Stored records
◇ ◇ ◇ ◇ ◇ ◇ ◇
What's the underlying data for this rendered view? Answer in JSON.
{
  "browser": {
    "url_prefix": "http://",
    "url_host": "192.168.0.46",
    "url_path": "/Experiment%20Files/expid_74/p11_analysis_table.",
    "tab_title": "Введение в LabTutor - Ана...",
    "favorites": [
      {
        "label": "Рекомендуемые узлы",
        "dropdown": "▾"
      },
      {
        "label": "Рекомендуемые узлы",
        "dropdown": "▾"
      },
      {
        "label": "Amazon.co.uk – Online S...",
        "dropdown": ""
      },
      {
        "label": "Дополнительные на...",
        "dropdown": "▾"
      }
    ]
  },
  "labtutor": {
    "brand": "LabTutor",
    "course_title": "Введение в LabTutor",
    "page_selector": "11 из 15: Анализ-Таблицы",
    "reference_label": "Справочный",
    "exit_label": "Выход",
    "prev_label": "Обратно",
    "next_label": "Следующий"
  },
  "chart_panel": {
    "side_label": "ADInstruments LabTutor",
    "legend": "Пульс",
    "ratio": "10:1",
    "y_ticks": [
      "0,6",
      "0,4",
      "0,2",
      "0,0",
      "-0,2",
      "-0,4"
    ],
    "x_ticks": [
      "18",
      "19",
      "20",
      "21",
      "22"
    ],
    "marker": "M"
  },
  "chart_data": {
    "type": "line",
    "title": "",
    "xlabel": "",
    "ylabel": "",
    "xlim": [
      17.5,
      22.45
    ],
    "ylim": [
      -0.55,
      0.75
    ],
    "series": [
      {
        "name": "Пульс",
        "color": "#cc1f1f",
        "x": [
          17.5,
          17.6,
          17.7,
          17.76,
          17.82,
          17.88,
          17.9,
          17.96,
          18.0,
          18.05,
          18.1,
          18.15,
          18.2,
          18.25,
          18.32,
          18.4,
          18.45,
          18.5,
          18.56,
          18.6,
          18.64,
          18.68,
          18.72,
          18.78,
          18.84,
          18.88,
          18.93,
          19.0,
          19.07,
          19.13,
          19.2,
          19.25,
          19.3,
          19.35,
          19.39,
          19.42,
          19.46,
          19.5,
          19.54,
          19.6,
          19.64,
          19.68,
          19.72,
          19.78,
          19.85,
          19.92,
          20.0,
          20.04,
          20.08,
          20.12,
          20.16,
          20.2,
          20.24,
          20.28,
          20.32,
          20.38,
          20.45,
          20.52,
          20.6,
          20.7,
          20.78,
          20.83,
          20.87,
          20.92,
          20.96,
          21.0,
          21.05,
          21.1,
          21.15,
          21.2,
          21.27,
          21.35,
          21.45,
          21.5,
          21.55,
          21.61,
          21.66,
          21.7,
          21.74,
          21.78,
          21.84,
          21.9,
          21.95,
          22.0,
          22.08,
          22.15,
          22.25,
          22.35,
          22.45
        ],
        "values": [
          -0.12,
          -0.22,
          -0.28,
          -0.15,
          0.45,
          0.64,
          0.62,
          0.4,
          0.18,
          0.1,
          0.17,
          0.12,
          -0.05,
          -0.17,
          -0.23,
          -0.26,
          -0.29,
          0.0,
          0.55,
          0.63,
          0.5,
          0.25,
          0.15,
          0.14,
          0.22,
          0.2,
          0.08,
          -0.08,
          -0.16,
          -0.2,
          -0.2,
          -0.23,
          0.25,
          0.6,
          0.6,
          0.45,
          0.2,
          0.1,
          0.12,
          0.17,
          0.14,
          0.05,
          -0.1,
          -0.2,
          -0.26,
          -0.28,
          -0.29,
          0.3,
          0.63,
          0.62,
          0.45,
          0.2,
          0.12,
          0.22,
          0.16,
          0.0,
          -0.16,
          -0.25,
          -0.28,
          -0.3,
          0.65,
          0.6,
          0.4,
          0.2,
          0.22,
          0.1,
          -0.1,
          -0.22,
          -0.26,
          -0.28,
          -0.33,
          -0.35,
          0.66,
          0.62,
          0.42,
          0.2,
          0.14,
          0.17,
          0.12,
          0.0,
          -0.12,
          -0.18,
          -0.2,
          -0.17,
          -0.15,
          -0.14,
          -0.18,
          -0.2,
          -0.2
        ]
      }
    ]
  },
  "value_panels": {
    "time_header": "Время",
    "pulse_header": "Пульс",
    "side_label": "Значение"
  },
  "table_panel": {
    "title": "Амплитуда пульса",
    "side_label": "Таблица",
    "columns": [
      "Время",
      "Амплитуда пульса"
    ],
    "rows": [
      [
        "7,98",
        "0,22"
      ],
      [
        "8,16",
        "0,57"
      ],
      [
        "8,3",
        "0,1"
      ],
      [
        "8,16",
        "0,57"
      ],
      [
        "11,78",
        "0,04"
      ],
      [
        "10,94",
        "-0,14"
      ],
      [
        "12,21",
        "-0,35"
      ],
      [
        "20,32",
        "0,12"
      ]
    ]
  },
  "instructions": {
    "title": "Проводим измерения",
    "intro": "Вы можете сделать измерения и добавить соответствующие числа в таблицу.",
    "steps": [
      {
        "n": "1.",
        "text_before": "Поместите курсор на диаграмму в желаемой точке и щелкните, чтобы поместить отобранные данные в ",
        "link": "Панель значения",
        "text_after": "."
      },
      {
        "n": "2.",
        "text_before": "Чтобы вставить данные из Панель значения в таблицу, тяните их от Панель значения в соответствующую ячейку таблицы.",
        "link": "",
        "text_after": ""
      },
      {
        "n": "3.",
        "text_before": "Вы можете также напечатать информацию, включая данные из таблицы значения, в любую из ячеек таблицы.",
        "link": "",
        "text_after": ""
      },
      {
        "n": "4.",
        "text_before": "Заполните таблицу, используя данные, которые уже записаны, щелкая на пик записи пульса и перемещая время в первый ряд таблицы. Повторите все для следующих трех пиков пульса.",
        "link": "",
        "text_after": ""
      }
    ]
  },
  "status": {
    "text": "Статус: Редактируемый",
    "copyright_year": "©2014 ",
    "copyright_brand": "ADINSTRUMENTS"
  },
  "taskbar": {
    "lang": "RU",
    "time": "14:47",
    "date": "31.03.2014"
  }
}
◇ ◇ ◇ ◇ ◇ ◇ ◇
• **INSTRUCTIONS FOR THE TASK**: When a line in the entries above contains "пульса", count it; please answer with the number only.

• **EXERCISE OUTPUT**: 3